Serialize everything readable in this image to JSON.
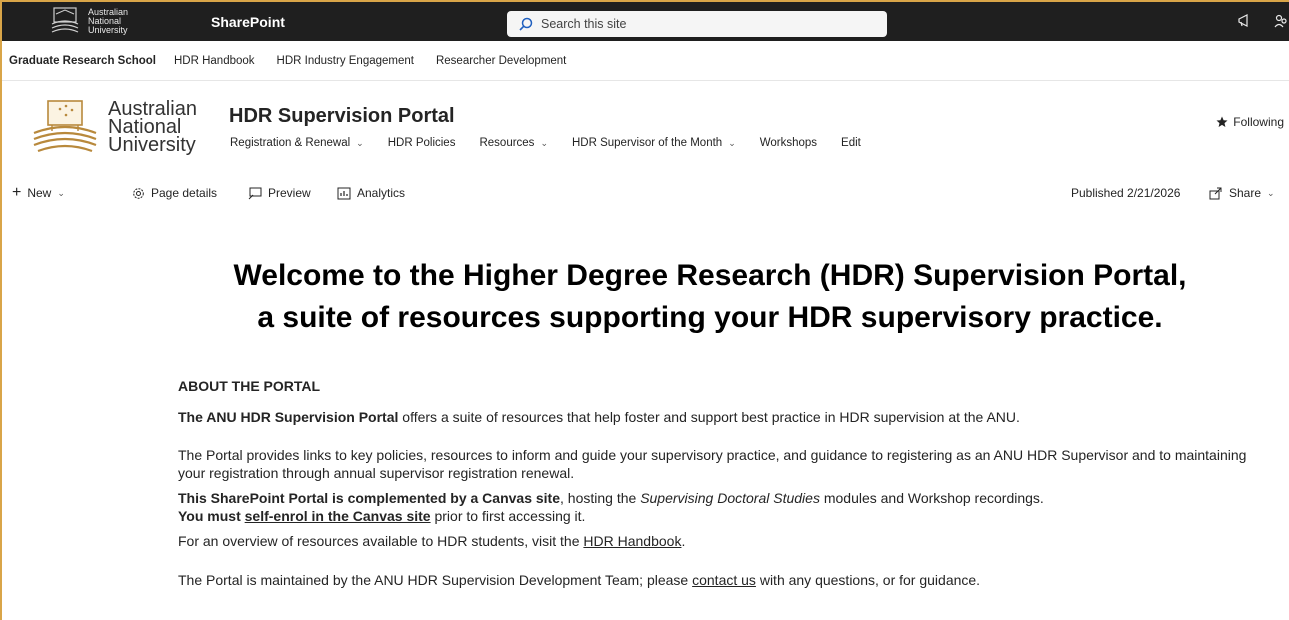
{
  "suite_bar": {
    "logo_lines": [
      "Australian",
      "National",
      "University"
    ],
    "app_name": "SharePoint",
    "search_placeholder": "Search this site",
    "icons": [
      "megaphone-icon",
      "share-people-icon"
    ]
  },
  "hub_nav": {
    "title": "Graduate Research School",
    "links": [
      "HDR Handbook",
      "HDR Industry Engagement",
      "Researcher Development"
    ]
  },
  "site_header": {
    "logo_lines": [
      "Australian",
      "National",
      "University"
    ],
    "title": "HDR Supervision Portal",
    "nav": [
      "Registration & Renewal",
      "HDR Policies",
      "Resources",
      "HDR Supervisor of the Month",
      "Workshops",
      "Edit"
    ],
    "following_label": "Following"
  },
  "command_bar": {
    "new_label": "New",
    "page_details_label": "Page details",
    "preview_label": "Preview",
    "analytics_label": "Analytics",
    "published_label": "Published 2/21/2026",
    "share_label": "Share"
  },
  "content": {
    "headline_line1": "Welcome to the Higher Degree Research (HDR) Supervision Portal,",
    "headline_line2": "a suite of resources supporting your HDR supervisory practice.",
    "about_heading": "ABOUT THE PORTAL",
    "p1_bold": "The ANU HDR Supervision Portal",
    "p1_rest": " offers a suite of resources that help foster and support best practice in HDR supervision at the ANU.",
    "p2": "The Portal provides links to key policies, resources to inform and guide your supervisory practice, and guidance to registering as an ANU HDR Supervisor and to maintaining your registration through annual supervisor registration renewal.",
    "p3_bold": "This SharePoint Portal is complemented by a Canvas site",
    "p3_mid": ", hosting the ",
    "p3_italic": "Supervising Doctoral Studies",
    "p3_end": " modules and Workshop recordings.",
    "p4_bold": "You must ",
    "p4_link": "self-enrol in the Canvas site",
    "p4_rest": " prior to first accessing it.",
    "p5_pre": "For an overview of resources available to HDR students, visit the ",
    "p5_link": "HDR Handbook",
    "p5_post": ".",
    "p6_pre": "The Portal is maintained by the ANU HDR Supervision Development Team; please ",
    "p6_link": "contact us",
    "p6_post": " with any questions, or for guidance."
  },
  "colors": {
    "suite_bar_bg": "#1f1f1f",
    "frame_accent": "#d9a548",
    "logo_gold": "#b8893c"
  }
}
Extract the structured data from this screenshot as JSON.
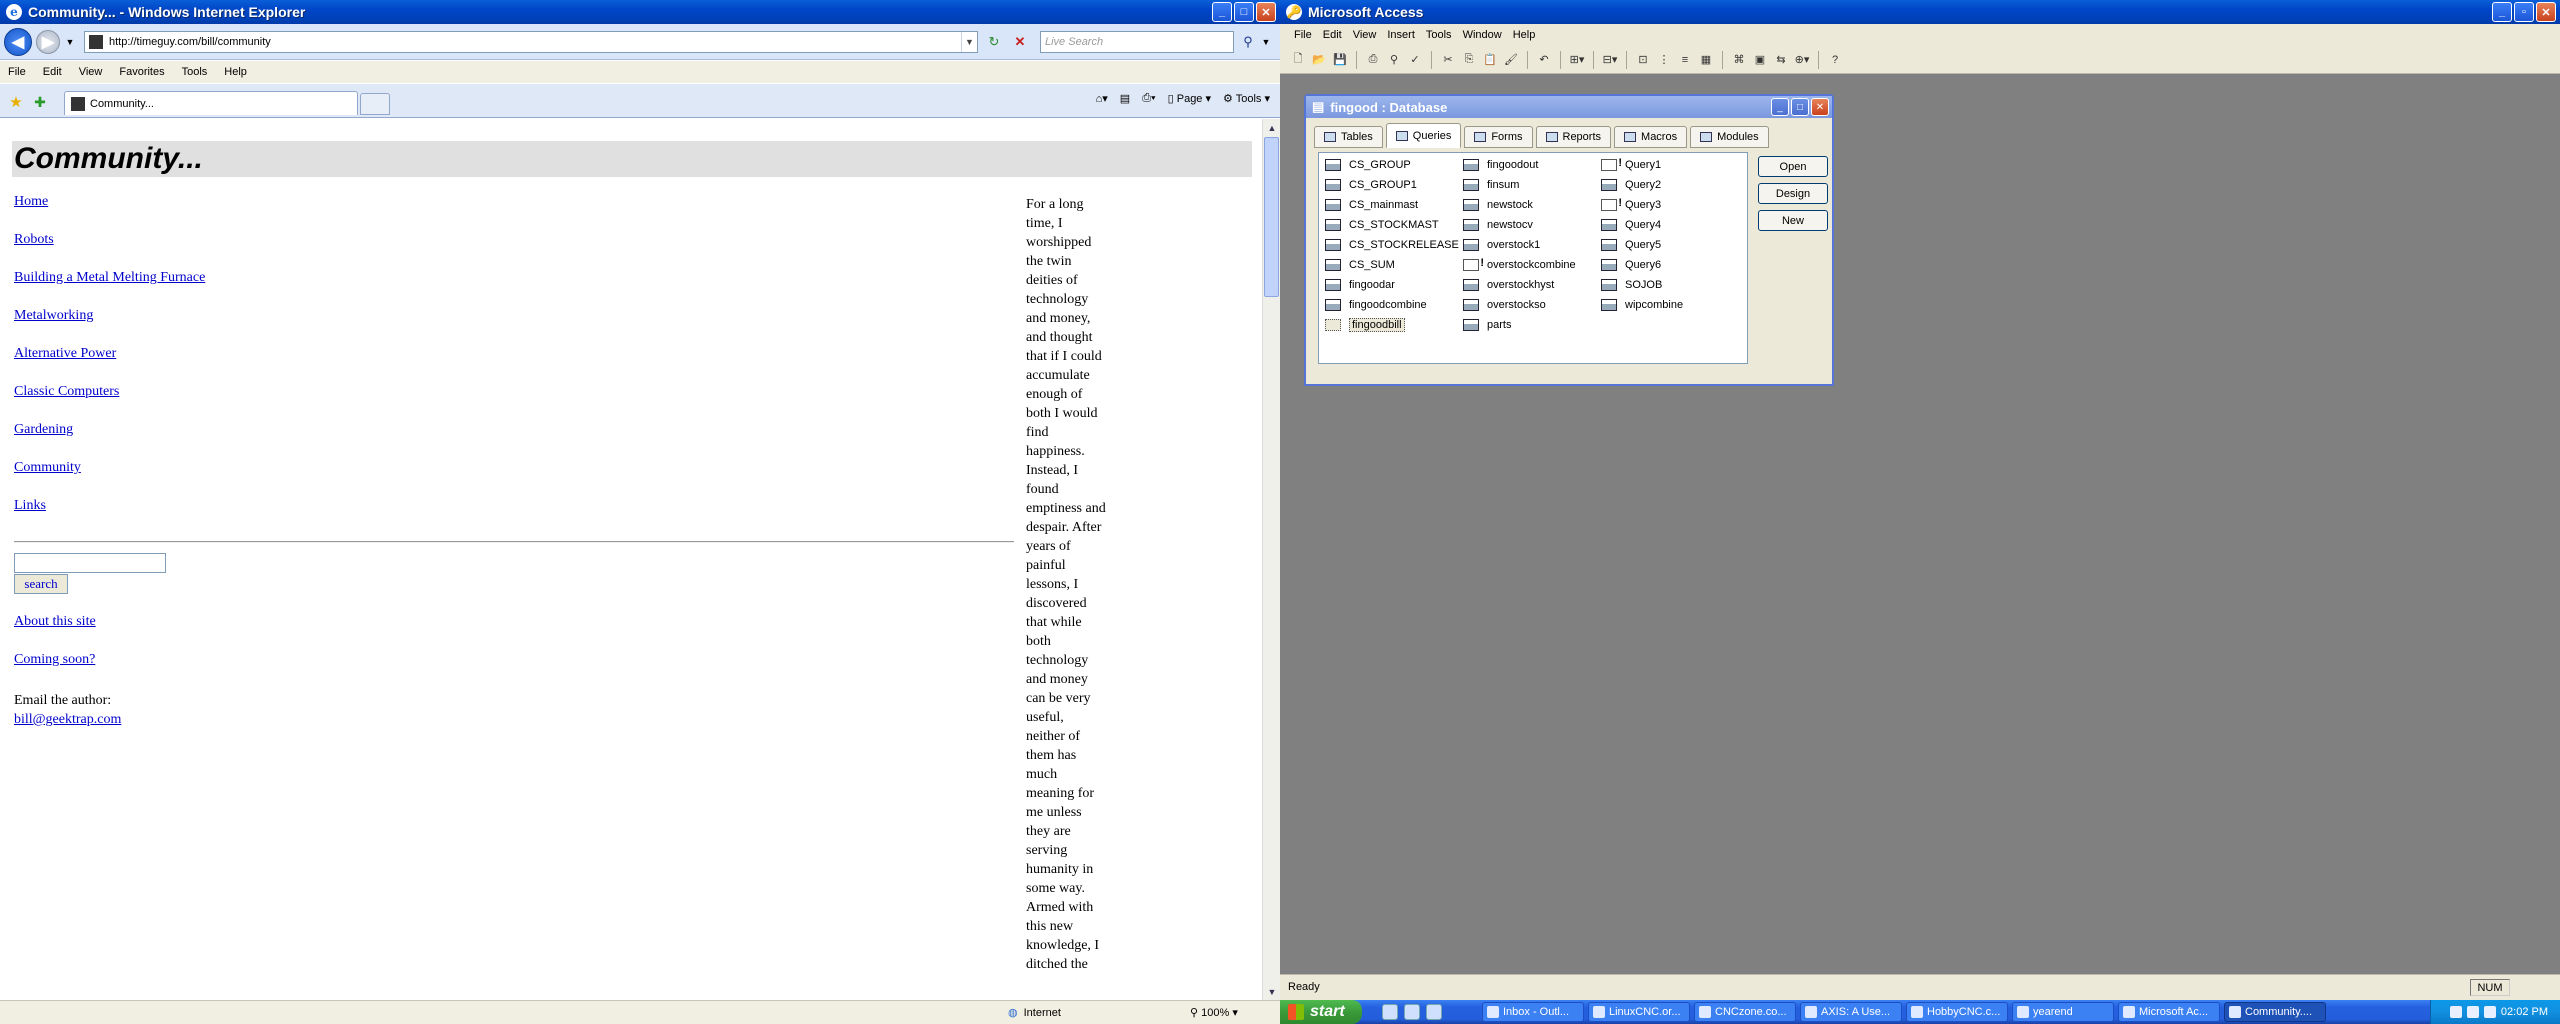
{
  "ie": {
    "window_title": "Community... - Windows Internet Explorer",
    "address": "http://timeguy.com/bill/community",
    "search_placeholder": "Live Search",
    "menu": [
      "File",
      "Edit",
      "View",
      "Favorites",
      "Tools",
      "Help"
    ],
    "tab_label": "Community...",
    "cmd_page": "Page",
    "cmd_tools": "Tools",
    "page": {
      "title": "Community...",
      "nav": [
        "Home",
        "Robots",
        "Building a Metal Melting Furnace",
        "Metalworking",
        "Alternative Power",
        "Classic Computers",
        "Gardening",
        "Community",
        "Links"
      ],
      "search_button": "search",
      "about_links": [
        "About this site",
        "Coming soon?"
      ],
      "email_label": "Email the author:",
      "email": "bill@geektrap.com",
      "essay": "For a long time, I worshipped the twin deities of technology and money, and thought that if I could accumulate enough of both I would find happiness. Instead, I found emptiness and despair. After years of painful lessons, I discovered that while both technology and money can be very useful, neither of them has much meaning for me unless they are serving humanity in some way. Armed with this new knowledge, I ditched the"
    },
    "status": {
      "zone": "Internet",
      "zoom": "100%"
    }
  },
  "access": {
    "window_title": "Microsoft Access",
    "menu": [
      "File",
      "Edit",
      "View",
      "Insert",
      "Tools",
      "Window",
      "Help"
    ],
    "db": {
      "title": "fingood : Database",
      "tabs": [
        "Tables",
        "Queries",
        "Forms",
        "Reports",
        "Macros",
        "Modules"
      ],
      "active_tab": "Queries",
      "col1": [
        "CS_GROUP",
        "CS_GROUP1",
        "CS_mainmast",
        "CS_STOCKMAST",
        "CS_STOCKRELEASE",
        "CS_SUM",
        "fingoodar",
        "fingoodcombine",
        "fingoodbill"
      ],
      "col2": [
        "fingoodout",
        "finsum",
        "newstock",
        "newstocv",
        "overstock1",
        "overstockcombine",
        "overstockhyst",
        "overstockso",
        "parts"
      ],
      "col3": [
        "Query1",
        "Query2",
        "Query3",
        "Query4",
        "Query5",
        "Query6",
        "SOJOB",
        "wipcombine"
      ],
      "buttons": [
        "Open",
        "Design",
        "New"
      ]
    },
    "status": {
      "ready": "Ready",
      "num": "NUM"
    }
  },
  "taskbar": {
    "start": "start",
    "tasks": [
      "Inbox - Outl...",
      "LinuxCNC.or...",
      "CNCzone.co...",
      "AXIS: A Use...",
      "HobbyCNC.c...",
      "yearend",
      "Microsoft Ac...",
      "Community...."
    ],
    "clock": "02:02 PM"
  }
}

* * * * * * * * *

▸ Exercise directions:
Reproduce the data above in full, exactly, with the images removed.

▸ Task response:
Serialize everything readable in this image to JSON.
{
  "suite_bar": {
    "logo_lines": [
      "Australian",
      "National",
      "University"
    ],
    "app_name": "SharePoint",
    "search_placeholder": "Search this site",
    "icons": [
      "megaphone-icon",
      "share-people-icon"
    ]
  },
  "hub_nav": {
    "title": "Graduate Research School",
    "links": [
      "HDR Handbook",
      "HDR Industry Engagement",
      "Researcher Development"
    ]
  },
  "site_header": {
    "logo_lines": [
      "Australian",
      "National",
      "University"
    ],
    "title": "HDR Supervision Portal",
    "nav": [
      "Registration & Renewal",
      "HDR Policies",
      "Resources",
      "HDR Supervisor of the Month",
      "Workshops",
      "Edit"
    ],
    "following_label": "Following"
  },
  "command_bar": {
    "new_label": "New",
    "page_details_label": "Page details",
    "preview_label": "Preview",
    "analytics_label": "Analytics",
    "published_label": "Published 2/21/2026",
    "share_label": "Share"
  },
  "content": {
    "headline_line1": "Welcome to the Higher Degree Research (HDR) Supervision Portal,",
    "headline_line2": "a suite of resources supporting your HDR supervisory practice.",
    "about_heading": "ABOUT THE PORTAL",
    "p1_bold": "The ANU HDR Supervision Portal",
    "p1_rest": " offers a suite of resources that help foster and support best practice in HDR supervision at the ANU.",
    "p2": "The Portal provides links to key policies, resources to inform and guide your supervisory practice, and guidance to registering as an ANU HDR Supervisor and to maintaining your registration through annual supervisor registration renewal.",
    "p3_bold": "This SharePoint Portal is complemented by a Canvas site",
    "p3_mid": ", hosting the ",
    "p3_italic": "Supervising Doctoral Studies",
    "p3_end": " modules and Workshop recordings.",
    "p4_bold": "You must ",
    "p4_link": "self-enrol in the Canvas site",
    "p4_rest": " prior to first accessing it.",
    "p5_pre": "For an overview of resources available to HDR students, visit the ",
    "p5_link": "HDR Handbook",
    "p5_post": ".",
    "p6_pre": "The Portal is maintained by the ANU HDR Supervision Development Team; please ",
    "p6_link": "contact us",
    "p6_post": " with any questions, or for guidance."
  },
  "colors": {
    "suite_bar_bg": "#1f1f1f",
    "frame_accent": "#d9a548",
    "logo_gold": "#b8893c"
  }
}
Extract the structured data from this screenshot as JSON.
{
  "ie": {
    "window_title": "Community... - Windows Internet Explorer",
    "address": "http://timeguy.com/bill/community",
    "search_placeholder": "Live Search",
    "menu": [
      "File",
      "Edit",
      "View",
      "Favorites",
      "Tools",
      "Help"
    ],
    "tab_label": "Community...",
    "cmd_page": "Page",
    "cmd_tools": "Tools",
    "page": {
      "title": "Community...",
      "nav": [
        "Home",
        "Robots",
        "Building a Metal Melting Furnace",
        "Metalworking",
        "Alternative Power",
        "Classic Computers",
        "Gardening",
        "Community",
        "Links"
      ],
      "search_button": "search",
      "about_links": [
        "About this site",
        "Coming soon?"
      ],
      "email_label": "Email the author:",
      "email": "bill@geektrap.com",
      "essay": "For a long time, I worshipped the twin deities of technology and money, and thought that if I could accumulate enough of both I would find happiness. Instead, I found emptiness and despair. After years of painful lessons, I discovered that while both technology and money can be very useful, neither of them has much meaning for me unless they are serving humanity in some way. Armed with this new knowledge, I ditched the"
    },
    "status": {
      "zone": "Internet",
      "zoom": "100%"
    }
  },
  "access": {
    "window_title": "Microsoft Access",
    "menu": [
      "File",
      "Edit",
      "View",
      "Insert",
      "Tools",
      "Window",
      "Help"
    ],
    "db": {
      "title": "fingood : Database",
      "tabs": [
        "Tables",
        "Queries",
        "Forms",
        "Reports",
        "Macros",
        "Modules"
      ],
      "active_tab": "Queries",
      "col1": [
        "CS_GROUP",
        "CS_GROUP1",
        "CS_mainmast",
        "CS_STOCKMAST",
        "CS_STOCKRELEASE",
        "CS_SUM",
        "fingoodar",
        "fingoodcombine",
        "fingoodbill"
      ],
      "col2": [
        "fingoodout",
        "finsum",
        "newstock",
        "newstocv",
        "overstock1",
        "overstockcombine",
        "overstockhyst",
        "overstockso",
        "parts"
      ],
      "col3": [
        "Query1",
        "Query2",
        "Query3",
        "Query4",
        "Query5",
        "Query6",
        "SOJOB",
        "wipcombine"
      ],
      "buttons": [
        "Open",
        "Design",
        "New"
      ]
    },
    "status": {
      "ready": "Ready",
      "num": "NUM"
    }
  },
  "taskbar": {
    "start": "start",
    "tasks": [
      "Inbox - Outl...",
      "LinuxCNC.or...",
      "CNCzone.co...",
      "AXIS: A Use...",
      "HobbyCNC.c...",
      "yearend",
      "Microsoft Ac...",
      "Community...."
    ],
    "clock": "02:02 PM"
  }
}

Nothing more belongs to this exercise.